RECORDS FOR THIS EXERCISE.
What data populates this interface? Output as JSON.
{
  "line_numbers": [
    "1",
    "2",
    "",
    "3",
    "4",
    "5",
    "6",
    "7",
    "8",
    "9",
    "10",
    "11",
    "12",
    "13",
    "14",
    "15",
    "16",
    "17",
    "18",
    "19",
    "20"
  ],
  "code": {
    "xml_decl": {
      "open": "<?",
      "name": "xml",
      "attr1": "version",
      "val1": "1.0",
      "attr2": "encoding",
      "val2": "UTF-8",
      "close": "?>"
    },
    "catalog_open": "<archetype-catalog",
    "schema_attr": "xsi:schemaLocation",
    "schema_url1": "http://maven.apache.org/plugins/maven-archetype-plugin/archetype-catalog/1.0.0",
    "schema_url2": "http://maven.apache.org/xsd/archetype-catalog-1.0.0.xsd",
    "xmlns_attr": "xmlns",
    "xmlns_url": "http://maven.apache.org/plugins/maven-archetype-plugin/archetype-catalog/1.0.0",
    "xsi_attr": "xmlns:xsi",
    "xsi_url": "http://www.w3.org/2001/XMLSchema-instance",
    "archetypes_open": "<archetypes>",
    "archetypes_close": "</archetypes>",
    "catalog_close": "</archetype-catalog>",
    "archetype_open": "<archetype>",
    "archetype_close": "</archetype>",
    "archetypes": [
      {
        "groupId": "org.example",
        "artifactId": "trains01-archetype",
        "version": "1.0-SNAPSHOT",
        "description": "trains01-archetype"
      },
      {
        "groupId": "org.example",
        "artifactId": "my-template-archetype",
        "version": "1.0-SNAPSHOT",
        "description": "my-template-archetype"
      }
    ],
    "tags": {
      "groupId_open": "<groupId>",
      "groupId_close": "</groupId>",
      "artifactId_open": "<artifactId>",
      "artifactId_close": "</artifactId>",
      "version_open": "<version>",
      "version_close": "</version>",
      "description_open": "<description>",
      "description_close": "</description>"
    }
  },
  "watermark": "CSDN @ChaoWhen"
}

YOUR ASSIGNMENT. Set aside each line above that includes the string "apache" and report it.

THE COMPLETED TASK.
    "schema_url1": "http://maven.apache.org/plugins/maven-archetype-plugin/archetype-catalog/1.0.0",
    "schema_url2": "http://maven.apache.org/xsd/archetype-catalog-1.0.0.xsd",
    "xmlns_url": "http://maven.apache.org/plugins/maven-archetype-plugin/archetype-catalog/1.0.0",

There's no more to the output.